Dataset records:
----

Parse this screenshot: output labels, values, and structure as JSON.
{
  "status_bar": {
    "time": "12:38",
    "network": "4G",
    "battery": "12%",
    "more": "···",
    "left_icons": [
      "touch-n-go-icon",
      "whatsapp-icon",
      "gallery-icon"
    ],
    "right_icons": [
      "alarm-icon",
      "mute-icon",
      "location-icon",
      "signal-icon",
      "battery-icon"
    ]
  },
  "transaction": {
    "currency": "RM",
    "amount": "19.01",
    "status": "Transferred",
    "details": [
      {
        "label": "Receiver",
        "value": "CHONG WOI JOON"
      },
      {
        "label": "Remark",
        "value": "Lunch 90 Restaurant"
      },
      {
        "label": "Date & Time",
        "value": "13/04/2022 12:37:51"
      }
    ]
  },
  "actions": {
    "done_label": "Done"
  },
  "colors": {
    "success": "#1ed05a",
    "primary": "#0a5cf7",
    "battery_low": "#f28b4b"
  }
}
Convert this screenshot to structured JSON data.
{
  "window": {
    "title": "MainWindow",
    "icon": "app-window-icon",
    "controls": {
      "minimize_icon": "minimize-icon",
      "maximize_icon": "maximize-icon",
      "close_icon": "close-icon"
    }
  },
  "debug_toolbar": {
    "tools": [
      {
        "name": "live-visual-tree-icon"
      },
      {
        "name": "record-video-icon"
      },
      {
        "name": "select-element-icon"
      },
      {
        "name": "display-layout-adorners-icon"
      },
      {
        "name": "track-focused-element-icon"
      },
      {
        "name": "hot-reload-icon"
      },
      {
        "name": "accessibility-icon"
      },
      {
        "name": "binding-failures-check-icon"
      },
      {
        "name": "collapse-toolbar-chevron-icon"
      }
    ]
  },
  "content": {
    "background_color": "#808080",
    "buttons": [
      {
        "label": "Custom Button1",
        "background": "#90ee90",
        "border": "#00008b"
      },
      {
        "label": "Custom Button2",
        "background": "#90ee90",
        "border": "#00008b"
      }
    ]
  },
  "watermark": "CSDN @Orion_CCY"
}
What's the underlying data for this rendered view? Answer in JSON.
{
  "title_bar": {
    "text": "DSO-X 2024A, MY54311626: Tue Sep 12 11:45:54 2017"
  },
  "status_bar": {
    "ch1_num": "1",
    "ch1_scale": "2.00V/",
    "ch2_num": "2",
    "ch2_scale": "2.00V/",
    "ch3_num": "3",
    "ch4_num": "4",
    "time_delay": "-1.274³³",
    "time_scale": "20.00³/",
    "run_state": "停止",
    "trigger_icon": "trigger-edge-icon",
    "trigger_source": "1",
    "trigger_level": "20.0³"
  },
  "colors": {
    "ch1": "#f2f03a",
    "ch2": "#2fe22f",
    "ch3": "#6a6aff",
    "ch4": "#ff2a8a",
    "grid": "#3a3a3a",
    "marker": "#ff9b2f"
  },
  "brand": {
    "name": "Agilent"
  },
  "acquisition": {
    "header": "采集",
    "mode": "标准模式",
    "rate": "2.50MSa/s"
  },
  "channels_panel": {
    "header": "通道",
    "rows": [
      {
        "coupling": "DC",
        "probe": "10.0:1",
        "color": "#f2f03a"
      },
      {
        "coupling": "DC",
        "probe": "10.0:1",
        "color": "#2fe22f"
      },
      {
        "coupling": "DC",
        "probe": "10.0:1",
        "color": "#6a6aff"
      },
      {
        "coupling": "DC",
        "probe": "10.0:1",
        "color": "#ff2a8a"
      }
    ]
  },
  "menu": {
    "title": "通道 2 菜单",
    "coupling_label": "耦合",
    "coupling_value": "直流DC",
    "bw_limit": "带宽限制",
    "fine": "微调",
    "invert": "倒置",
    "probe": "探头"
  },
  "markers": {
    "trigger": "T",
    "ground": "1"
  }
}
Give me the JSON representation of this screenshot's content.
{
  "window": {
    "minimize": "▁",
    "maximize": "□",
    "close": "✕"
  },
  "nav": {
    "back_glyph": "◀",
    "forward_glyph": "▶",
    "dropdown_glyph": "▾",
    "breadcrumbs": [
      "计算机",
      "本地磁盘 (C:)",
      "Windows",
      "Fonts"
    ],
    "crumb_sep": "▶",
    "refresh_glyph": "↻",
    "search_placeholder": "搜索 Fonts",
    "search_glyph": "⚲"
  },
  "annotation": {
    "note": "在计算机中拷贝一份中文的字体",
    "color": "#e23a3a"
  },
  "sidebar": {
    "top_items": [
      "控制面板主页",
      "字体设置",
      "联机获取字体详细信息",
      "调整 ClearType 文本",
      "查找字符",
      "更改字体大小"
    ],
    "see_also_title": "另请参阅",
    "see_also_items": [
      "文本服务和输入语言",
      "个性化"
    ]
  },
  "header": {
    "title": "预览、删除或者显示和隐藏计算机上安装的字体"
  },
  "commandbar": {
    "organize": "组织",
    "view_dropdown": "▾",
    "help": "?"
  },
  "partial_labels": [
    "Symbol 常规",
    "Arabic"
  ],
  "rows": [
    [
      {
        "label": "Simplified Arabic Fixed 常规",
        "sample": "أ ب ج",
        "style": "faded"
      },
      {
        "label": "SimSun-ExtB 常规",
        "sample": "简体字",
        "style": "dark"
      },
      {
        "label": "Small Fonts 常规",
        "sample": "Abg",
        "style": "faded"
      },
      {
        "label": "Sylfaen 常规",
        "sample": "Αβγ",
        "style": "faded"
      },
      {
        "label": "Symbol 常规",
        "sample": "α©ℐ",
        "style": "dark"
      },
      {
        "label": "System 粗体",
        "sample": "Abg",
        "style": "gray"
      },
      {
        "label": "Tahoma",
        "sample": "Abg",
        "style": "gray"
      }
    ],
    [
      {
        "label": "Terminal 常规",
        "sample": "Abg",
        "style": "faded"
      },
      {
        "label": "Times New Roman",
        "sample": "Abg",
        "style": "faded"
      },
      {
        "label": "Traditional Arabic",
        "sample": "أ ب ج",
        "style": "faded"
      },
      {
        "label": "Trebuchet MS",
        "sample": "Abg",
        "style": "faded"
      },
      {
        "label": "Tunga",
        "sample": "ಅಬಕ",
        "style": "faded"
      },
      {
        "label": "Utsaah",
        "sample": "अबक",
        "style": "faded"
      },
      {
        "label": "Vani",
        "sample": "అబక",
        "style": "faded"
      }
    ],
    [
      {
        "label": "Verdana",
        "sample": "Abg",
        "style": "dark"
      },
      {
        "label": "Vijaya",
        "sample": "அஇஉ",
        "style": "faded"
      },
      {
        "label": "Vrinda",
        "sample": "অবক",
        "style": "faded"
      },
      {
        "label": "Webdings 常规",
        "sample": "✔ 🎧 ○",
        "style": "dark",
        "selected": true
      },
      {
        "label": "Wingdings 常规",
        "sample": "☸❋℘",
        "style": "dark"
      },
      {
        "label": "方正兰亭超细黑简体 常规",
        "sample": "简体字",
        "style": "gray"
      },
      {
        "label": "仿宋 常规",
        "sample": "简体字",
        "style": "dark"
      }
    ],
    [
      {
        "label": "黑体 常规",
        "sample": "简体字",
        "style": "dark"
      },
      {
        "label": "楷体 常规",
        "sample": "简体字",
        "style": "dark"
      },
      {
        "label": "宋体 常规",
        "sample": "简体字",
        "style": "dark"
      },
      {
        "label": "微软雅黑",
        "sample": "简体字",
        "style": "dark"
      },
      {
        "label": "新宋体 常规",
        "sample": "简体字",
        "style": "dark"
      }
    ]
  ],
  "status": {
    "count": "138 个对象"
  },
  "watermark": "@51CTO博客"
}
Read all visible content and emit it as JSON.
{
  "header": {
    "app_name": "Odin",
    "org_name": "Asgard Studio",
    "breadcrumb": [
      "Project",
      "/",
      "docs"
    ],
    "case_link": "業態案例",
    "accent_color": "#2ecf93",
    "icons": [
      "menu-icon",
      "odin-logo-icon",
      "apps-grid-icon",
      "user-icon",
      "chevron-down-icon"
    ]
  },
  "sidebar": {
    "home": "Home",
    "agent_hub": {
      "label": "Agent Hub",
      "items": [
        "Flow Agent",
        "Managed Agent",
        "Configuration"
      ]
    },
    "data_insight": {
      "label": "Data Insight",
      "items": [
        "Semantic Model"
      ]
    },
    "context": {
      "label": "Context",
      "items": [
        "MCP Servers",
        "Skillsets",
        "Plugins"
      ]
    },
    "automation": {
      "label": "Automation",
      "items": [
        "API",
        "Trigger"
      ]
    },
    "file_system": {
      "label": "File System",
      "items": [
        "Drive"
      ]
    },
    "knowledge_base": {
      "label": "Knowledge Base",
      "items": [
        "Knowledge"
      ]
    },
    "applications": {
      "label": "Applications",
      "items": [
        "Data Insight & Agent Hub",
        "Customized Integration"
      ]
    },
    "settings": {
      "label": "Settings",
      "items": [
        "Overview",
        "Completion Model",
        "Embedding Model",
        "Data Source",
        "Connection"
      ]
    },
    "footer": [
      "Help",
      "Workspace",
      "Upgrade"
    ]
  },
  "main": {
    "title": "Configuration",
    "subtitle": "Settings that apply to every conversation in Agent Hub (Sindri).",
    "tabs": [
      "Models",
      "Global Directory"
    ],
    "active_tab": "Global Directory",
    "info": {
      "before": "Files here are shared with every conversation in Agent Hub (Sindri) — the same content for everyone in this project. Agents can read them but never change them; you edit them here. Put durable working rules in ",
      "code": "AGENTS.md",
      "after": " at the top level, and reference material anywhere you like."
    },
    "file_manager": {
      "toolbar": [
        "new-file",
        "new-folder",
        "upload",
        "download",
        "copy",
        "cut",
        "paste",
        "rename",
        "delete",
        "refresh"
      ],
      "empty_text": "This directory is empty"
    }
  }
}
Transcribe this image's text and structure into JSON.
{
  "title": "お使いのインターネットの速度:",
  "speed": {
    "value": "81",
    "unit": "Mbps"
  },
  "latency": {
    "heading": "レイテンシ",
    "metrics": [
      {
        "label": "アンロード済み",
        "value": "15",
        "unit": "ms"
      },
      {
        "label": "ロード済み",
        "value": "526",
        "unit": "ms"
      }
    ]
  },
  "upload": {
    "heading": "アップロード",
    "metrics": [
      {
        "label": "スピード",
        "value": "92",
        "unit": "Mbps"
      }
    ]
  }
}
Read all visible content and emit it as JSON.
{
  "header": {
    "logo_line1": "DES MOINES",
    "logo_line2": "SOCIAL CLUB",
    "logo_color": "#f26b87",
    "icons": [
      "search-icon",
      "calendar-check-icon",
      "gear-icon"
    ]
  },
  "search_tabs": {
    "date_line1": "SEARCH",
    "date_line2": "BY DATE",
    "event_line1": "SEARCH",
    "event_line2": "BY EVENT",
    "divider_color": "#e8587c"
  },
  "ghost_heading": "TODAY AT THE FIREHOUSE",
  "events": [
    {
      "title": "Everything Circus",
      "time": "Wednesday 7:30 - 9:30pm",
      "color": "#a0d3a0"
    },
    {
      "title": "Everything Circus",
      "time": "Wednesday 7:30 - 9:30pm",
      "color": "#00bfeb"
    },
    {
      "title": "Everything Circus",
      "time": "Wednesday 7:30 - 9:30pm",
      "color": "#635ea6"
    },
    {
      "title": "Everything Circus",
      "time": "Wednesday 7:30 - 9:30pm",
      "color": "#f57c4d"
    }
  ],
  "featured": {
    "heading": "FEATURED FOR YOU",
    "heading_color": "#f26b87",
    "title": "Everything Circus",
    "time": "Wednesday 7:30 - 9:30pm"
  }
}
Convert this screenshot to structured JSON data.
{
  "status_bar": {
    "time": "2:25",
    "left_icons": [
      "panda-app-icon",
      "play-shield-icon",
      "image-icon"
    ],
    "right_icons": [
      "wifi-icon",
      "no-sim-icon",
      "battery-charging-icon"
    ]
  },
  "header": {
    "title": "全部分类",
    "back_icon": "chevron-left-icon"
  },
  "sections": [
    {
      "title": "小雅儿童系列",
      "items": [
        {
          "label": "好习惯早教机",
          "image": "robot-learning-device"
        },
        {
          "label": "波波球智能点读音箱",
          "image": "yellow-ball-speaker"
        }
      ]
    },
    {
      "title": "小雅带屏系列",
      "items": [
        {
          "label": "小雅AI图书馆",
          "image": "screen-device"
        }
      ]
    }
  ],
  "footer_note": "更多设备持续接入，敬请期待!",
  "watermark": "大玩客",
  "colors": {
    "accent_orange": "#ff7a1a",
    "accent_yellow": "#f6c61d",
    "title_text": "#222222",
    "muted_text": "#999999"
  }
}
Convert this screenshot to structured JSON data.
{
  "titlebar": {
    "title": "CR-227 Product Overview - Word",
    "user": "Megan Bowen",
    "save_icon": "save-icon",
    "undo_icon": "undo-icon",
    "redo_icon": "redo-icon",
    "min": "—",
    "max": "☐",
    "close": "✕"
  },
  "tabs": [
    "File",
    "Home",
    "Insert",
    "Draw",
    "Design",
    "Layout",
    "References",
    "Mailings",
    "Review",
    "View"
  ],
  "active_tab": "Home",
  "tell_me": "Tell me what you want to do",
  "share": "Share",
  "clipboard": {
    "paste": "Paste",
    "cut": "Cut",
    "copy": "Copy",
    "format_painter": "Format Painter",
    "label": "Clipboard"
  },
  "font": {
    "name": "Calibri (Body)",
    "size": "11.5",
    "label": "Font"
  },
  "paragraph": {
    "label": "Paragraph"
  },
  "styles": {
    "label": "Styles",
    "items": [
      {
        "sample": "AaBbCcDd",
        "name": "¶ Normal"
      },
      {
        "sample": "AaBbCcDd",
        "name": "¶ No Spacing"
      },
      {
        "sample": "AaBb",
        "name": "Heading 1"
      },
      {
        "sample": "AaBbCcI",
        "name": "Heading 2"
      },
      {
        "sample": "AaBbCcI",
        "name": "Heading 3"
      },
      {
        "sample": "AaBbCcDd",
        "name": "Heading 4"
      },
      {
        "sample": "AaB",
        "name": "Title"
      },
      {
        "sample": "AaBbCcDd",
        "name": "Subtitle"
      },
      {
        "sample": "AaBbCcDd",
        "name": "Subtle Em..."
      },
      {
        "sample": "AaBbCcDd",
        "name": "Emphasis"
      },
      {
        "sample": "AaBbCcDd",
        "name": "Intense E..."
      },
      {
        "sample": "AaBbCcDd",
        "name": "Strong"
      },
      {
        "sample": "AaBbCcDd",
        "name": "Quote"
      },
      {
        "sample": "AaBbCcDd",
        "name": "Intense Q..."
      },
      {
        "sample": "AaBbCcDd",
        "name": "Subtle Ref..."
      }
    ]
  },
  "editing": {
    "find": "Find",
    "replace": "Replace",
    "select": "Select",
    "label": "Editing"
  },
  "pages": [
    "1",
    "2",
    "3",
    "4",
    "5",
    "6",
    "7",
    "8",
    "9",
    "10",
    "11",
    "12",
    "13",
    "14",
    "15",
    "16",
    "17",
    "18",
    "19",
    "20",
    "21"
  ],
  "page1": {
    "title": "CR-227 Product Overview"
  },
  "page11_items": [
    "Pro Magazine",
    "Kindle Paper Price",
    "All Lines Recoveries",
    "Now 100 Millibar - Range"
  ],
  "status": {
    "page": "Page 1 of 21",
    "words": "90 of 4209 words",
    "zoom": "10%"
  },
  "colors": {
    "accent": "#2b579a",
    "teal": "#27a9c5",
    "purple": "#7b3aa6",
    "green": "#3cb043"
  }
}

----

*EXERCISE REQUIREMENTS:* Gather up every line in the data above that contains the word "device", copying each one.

*RESPONSE TO THE EXERCISE:*
          "image": "robot-learning-device"
          "image": "screen-device"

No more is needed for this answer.